So my knowledge of gravitational waves is just ripples in the space time fabric and that is what most people believe. But can't it be just some vibration in space not the fabric. I mean let's take the example of small metal pepsi tin kept on a plastic table. If we hit hard on the table, the tin will fall down due to vibrations which traversed through the table. Another example could be small plastic ball floating on water and a large speaker submerged in water just below the ball. When we play music in the speaker at a high volume it starts vibrating the water and sound waves traverse through the water and vibrate the ball above. In all these cases the waves need a medium to travel. But EM waves are an exception right?

So can't gravitational wave be just a vibration which travels through the vacuum without any medium like light and not a vibration caused in the space time fabric. Why do we tell that it is a disturbance in the fabric of space time?


1 Answer 1


For a vibration to exist, something has to vibrate. In the water vibrations it is water molecules. In light it is electric and magnetic fields that vibrate.

enter image description here

In gravitational waves it is the space itself that changes , (x,y,z,t) between points becomes larger and smaller and the wave is seen as a distortion of the ring of partilces, the image is of one wavelength passing.

The mainstream gravitational theory is General Relativity which assumes that what we called gravitational field is an effect on the space time fabric created by the presence energy and masses. The space itself is constructed by the existence of these. Gravitational waves arose from the solutions of the differential equations of general relativity for specific boundary conditions. The "medium" you are looking for is space time itself.
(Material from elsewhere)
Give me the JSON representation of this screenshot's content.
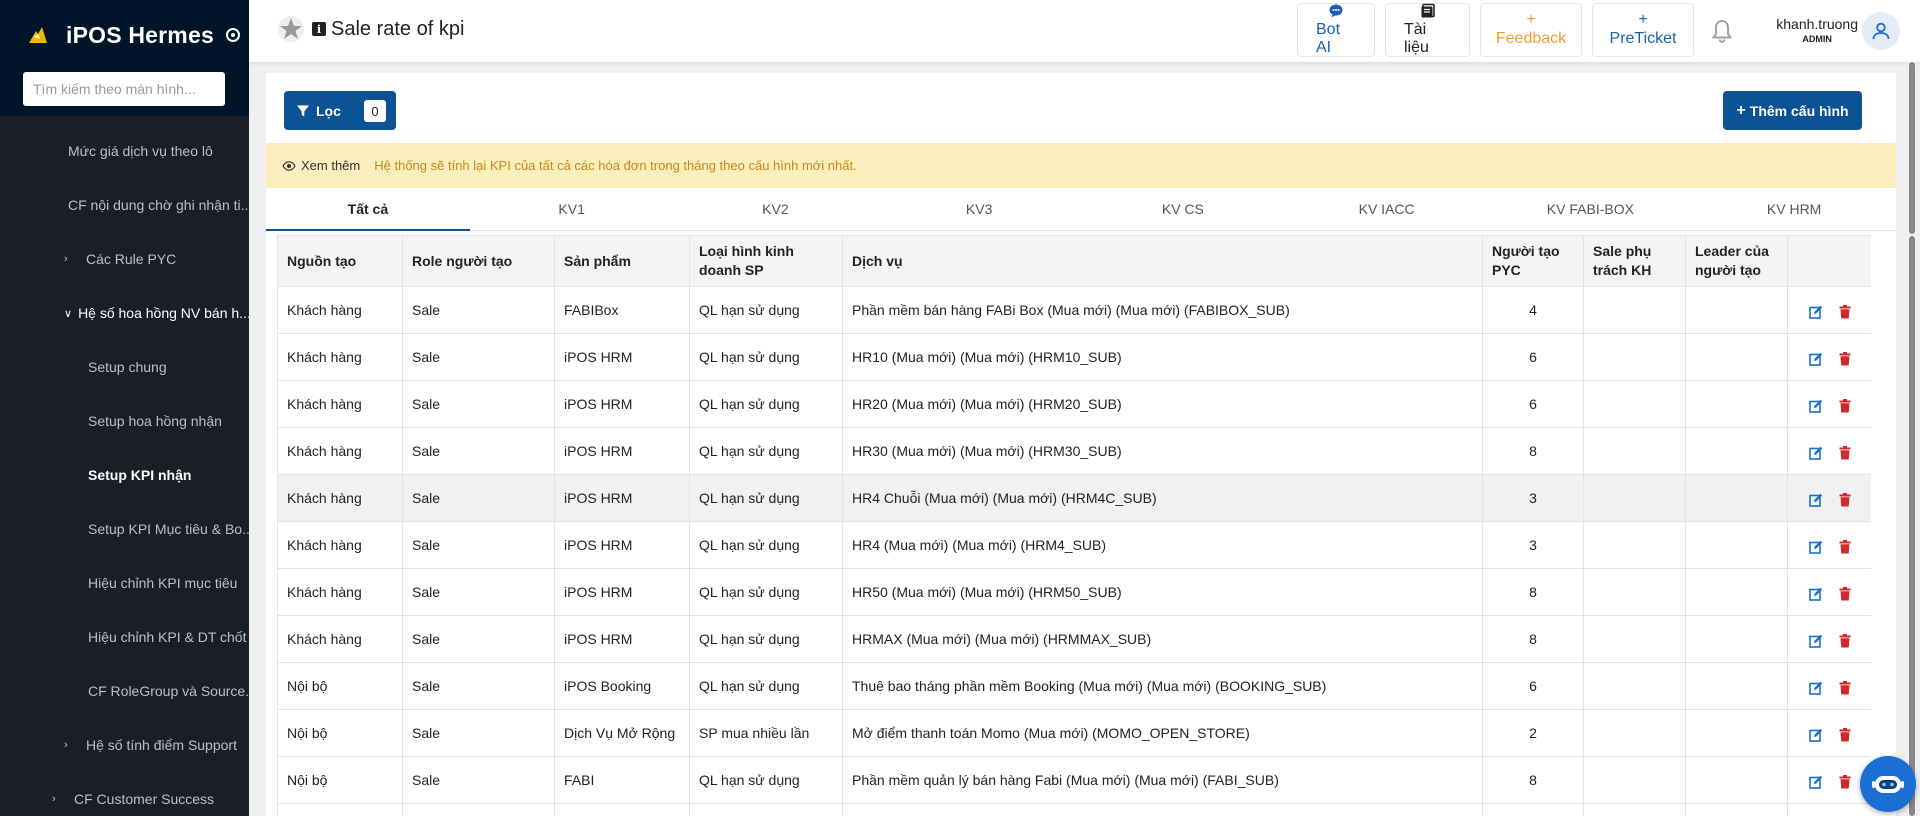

  • $\begingroup$ can it be the vibration of gravitational fields? $\endgroup$
    – Bhavesh
    Apr 20, 2017 at 6:31
  • $\begingroup$ in general relativity there are no gravitational fields, just space distortions. this has been verified up to now by a lot of measurements, that the classical gravitational theory is not exact. In the classical picture it will be the gravitational field the way for classical electromagnetism it is the magnetic and electric field, except in Newtonian gravitation there are no gravitational waves, because the field is transmitted instantaneously. When and if gravity is quantized, there is a graviton the equivalent of the photon traveling with velocity c. $\endgroup$
    – anna v
    Apr 20, 2017 at 8:03
  • $\begingroup$ While I agree with most of your answer, I am puzzled by the last sentence. Surely a vibration is a change of something with time. How can space-time change with time? Is this some kind of an approximative statement? In other words, would it not be more rigorous to state that gravitational waves are vibrations of the fabric of space (not spacetime)? If not what does vibration of spacetime fabric mean? $\endgroup$
    – chris
    Feb 28, 2021 at 12:36
  • $\begingroup$ @chris The four dimensional space is such that the solutions could be seen as functions of time, but also as functions of space . it is complicated, for example .hal.archives-ouvertes.fr/hal-02334349/document $\endgroup$
    – anna v
    Feb 28, 2021 at 14:37

Your Answer

By clicking “Post Your Answer”, you agree to our terms of service, privacy policy and cookie policy

Not the answer you're looking for? Browse other questions tagged or ask your own question.